Holcim Loss Exceeds Estimates, Weighed Down by OverhaulPatrick Winters
Holcim Ltd. Chief Executive Officer Bernard Fontana said there will be no repeat of the European writedowns that caused the bigger-than-estimated quarterly loss at the world’s largest cement maker.
“We have done our write-offs,” Fontana told reporters at a press conference in Zurich.
After accelerating an overhaul of European operations, the focus is shifting to “stabilizing the situation” and improving results with a lower cost base, according to Chief Financial Officer Thomas Aebischer. Holcim had a fourth-quarter net loss of 161 million francs ($172.7 million), double analysts’ average estimate.
Fontana aims to cut European cement capacity by 10 percent and is closing plants as a construction slump erodes demand. Holcim said in December it is accelerating a program to deal with underperforming European plants as peers from France’s Lafarge SA to Mexico’s Cemex SAB de CV sell assets to cut debt acquired in pre-crisis takeovers.
Kepler Capital Markets analyst Josep Pujal said he was a “little disappointed” with the quarterly results.
Shares in Holcim rose 1.9 percent to 73.25 francs as of 3:11 p.m. in Zurich, reversing earlier declines. Trading volumes were about 62 percent more than the three-month daily average, according to data compiled by Bloomberg.
Sales rose 1.2 percent to 5.35 billion francs, compared with a 5.52 billion-franc estimate in a survey of analysts by Bloomberg.
Cash restructuring costs of 181 million francs and 457 million francs in asset writedowns hurt results as Holcim adjusted capacity from Belgium to Italy. The Jona-based cement-maker said in December it would book a 410-million-franc charge for writedowns on property, plants and equipment related to a European restructuring.
Rival Lafarge SA reported earnings last week that beat analyst estimates as sales rose in Asia and Latin America. HeidelbergCement AG also beat predictions. Holcim’s restructuring costs for the 2012 full-year increased 50 percent from a year earlier to 1 billion francs, the Swiss company said.
Holcim’s strong debt reduction and upbeat outlook for profitability remained positive points in today’s results, Kepler’s Pujal said.

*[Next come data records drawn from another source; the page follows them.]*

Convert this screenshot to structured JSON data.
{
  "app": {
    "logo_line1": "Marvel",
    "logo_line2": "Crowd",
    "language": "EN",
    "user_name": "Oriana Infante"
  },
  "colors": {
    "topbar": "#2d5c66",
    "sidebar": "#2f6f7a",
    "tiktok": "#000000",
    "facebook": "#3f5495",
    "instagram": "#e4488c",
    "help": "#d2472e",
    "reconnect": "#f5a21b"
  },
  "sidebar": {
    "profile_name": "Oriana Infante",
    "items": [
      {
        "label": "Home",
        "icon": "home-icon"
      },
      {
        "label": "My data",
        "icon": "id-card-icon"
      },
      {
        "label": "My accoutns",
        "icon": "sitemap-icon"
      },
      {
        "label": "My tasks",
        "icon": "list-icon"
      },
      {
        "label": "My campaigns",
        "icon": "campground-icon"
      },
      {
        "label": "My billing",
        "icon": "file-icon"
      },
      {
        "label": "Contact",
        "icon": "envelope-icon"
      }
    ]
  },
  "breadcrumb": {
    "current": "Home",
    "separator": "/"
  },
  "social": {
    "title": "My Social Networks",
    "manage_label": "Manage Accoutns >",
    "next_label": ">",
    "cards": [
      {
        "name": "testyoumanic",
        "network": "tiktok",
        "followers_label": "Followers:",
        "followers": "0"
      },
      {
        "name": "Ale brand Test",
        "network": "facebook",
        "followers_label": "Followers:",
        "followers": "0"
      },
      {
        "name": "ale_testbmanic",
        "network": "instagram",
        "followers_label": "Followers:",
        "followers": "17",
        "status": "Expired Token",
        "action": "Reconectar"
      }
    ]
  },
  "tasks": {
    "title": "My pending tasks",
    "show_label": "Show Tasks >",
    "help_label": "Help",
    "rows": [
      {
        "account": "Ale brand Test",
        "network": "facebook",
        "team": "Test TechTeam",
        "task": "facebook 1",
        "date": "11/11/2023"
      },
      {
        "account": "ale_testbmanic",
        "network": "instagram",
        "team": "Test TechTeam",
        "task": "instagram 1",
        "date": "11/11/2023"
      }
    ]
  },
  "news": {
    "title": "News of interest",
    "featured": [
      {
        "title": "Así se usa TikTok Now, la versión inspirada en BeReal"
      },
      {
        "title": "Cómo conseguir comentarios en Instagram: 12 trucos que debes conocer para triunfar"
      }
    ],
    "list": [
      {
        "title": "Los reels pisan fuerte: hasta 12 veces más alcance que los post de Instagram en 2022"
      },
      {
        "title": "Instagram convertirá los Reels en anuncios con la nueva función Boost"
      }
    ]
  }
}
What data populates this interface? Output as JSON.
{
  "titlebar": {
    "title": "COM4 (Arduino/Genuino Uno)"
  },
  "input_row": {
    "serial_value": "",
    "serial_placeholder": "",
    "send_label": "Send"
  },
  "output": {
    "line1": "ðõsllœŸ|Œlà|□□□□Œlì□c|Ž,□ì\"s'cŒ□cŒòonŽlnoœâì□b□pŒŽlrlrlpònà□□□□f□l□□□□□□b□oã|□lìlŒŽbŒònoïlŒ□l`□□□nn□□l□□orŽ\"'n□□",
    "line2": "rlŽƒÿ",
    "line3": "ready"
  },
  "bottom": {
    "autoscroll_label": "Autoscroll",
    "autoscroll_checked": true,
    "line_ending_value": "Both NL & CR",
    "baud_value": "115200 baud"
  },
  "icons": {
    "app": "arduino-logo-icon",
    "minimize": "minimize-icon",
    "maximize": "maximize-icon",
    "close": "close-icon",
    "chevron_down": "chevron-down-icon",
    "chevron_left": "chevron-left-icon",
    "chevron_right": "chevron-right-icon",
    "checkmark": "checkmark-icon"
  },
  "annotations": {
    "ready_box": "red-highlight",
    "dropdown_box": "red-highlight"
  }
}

The cement-maker forecast “significant” growth in operating profit in 2013 on rising cement sales in Asia, North America and Latin America and as efficiency improvements from a savings program begun by Fontana last year gain momentum.
Holcim will focus resources on optimizing its cement positions in India, Indonesia and the U.S. rather than moving into new markets, Aebischer said.
“We are not open to putting up a flag everywhere for Holcim,” he said.
Holcim, which has promised to save 1.5 billion francs with efficiency gains in areas such as procurement and logistics by 2014, raised 375 million francs in December through asset sales in Thailand and Guatemala.
The company proposed a dividend of 1.15 francs a share, beating the 1.10 franc estimate of analysts in data compiled by Bloomberg.